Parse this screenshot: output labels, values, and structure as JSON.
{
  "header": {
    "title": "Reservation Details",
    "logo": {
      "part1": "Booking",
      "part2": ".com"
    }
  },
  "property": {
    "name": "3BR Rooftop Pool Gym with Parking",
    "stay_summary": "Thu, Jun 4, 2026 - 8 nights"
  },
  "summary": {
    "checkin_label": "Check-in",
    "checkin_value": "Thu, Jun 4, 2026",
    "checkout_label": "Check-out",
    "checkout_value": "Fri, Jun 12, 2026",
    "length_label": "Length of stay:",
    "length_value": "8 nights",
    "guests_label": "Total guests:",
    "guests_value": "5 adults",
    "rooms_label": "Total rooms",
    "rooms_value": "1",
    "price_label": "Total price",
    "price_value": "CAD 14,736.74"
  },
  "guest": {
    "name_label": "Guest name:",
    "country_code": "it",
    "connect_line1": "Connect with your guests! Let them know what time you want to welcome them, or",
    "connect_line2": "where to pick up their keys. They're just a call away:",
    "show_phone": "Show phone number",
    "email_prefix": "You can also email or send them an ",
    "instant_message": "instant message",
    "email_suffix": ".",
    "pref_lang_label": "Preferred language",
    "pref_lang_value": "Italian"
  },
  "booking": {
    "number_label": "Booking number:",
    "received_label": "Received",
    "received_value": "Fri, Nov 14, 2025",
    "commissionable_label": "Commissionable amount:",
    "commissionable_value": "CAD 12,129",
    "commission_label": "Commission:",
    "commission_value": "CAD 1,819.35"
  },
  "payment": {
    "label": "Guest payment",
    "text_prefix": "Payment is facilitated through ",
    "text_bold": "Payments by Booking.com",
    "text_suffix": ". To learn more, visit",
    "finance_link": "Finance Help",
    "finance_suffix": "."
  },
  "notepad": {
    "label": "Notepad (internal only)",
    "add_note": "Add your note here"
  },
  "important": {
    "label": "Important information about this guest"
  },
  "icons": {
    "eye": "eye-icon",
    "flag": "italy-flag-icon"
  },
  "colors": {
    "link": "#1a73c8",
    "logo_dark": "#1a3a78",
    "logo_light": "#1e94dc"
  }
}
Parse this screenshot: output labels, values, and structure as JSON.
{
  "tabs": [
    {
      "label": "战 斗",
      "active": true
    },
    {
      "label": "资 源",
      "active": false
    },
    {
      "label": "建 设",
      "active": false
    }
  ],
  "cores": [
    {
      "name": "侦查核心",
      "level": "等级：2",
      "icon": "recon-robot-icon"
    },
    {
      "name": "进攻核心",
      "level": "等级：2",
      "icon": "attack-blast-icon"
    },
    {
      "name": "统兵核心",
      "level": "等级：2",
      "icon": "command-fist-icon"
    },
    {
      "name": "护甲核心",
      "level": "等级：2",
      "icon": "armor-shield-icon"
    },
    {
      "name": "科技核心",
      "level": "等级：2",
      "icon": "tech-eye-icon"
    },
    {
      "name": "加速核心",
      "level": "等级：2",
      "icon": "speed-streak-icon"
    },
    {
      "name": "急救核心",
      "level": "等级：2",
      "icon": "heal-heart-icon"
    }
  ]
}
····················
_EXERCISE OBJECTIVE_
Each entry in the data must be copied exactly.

_EXERCISE RESULT_
Parse this screenshot: output labels, values, and structure as JSON.
{
  "header": {
    "title": "Reservation Details",
    "logo": {
      "part1": "Booking",
      "part2": ".com"
    }
  },
  "property": {
    "name": "3BR Rooftop Pool Gym with Parking",
    "stay_summary": "Thu, Jun 4, 2026 - 8 nights"
  },
  "summary": {
    "checkin_label": "Check-in",
    "checkin_value": "Thu, Jun 4, 2026",
    "checkout_label": "Check-out",
    "checkout_value": "Fri, Jun 12, 2026",
    "length_label": "Length of stay:",
    "length_value": "8 nights",
    "guests_label": "Total guests:",
    "guests_value": "5 adults",
    "rooms_label": "Total rooms",
    "rooms_value": "1",
    "price_label": "Total price",
    "price_value": "CAD 14,736.74"
  },
  "guest": {
    "name_label": "Guest name:",
    "country_code": "it",
    "connect_line1": "Connect with your guests! Let them know what time you want to welcome them, or",
    "connect_line2": "where to pick up their keys. They're just a call away:",
    "show_phone": "Show phone number",
    "email_prefix": "You can also email or send them an ",
    "instant_message": "instant message",
    "email_suffix": ".",
    "pref_lang_label": "Preferred language",
    "pref_lang_value": "Italian"
  },
  "booking": {
    "number_label": "Booking number:",
    "received_label": "Received",
    "received_value": "Fri, Nov 14, 2025",
    "commissionable_label": "Commissionable amount:",
    "commissionable_value": "CAD 12,129",
    "commission_label": "Commission:",
    "commission_value": "CAD 1,819.35"
  },
  "payment": {
    "label": "Guest payment",
    "text_prefix": "Payment is facilitated through ",
    "text_bold": "Payments by Booking.com",
    "text_suffix": ". To learn more, visit",
    "finance_link": "Finance Help",
    "finance_suffix": "."
  },
  "notepad": {
    "label": "Notepad (internal only)",
    "add_note": "Add your note here"
  },
  "important": {
    "label": "Important information about this guest"
  },
  "icons": {
    "eye": "eye-icon",
    "flag": "italy-flag-icon"
  },
  "colors": {
    "link": "#1a73c8",
    "logo_dark": "#1a3a78",
    "logo_light": "#1e94dc"
  }
}
Parse this screenshot: output labels, values, and structure as JSON.
{
  "tabs": [
    {
      "label": "战 斗",
      "active": true
    },
    {
      "label": "资 源",
      "active": false
    },
    {
      "label": "建 设",
      "active": false
    }
  ],
  "cores": [
    {
      "name": "侦查核心",
      "level": "等级：2",
      "icon": "recon-robot-icon"
    },
    {
      "name": "进攻核心",
      "level": "等级：2",
      "icon": "attack-blast-icon"
    },
    {
      "name": "统兵核心",
      "level": "等级：2",
      "icon": "command-fist-icon"
    },
    {
      "name": "护甲核心",
      "level": "等级：2",
      "icon": "armor-shield-icon"
    },
    {
      "name": "科技核心",
      "level": "等级：2",
      "icon": "tech-eye-icon"
    },
    {
      "name": "加速核心",
      "level": "等级：2",
      "icon": "speed-streak-icon"
    },
    {
      "name": "急救核心",
      "level": "等级：2",
      "icon": "heal-heart-icon"
    }
  ]
}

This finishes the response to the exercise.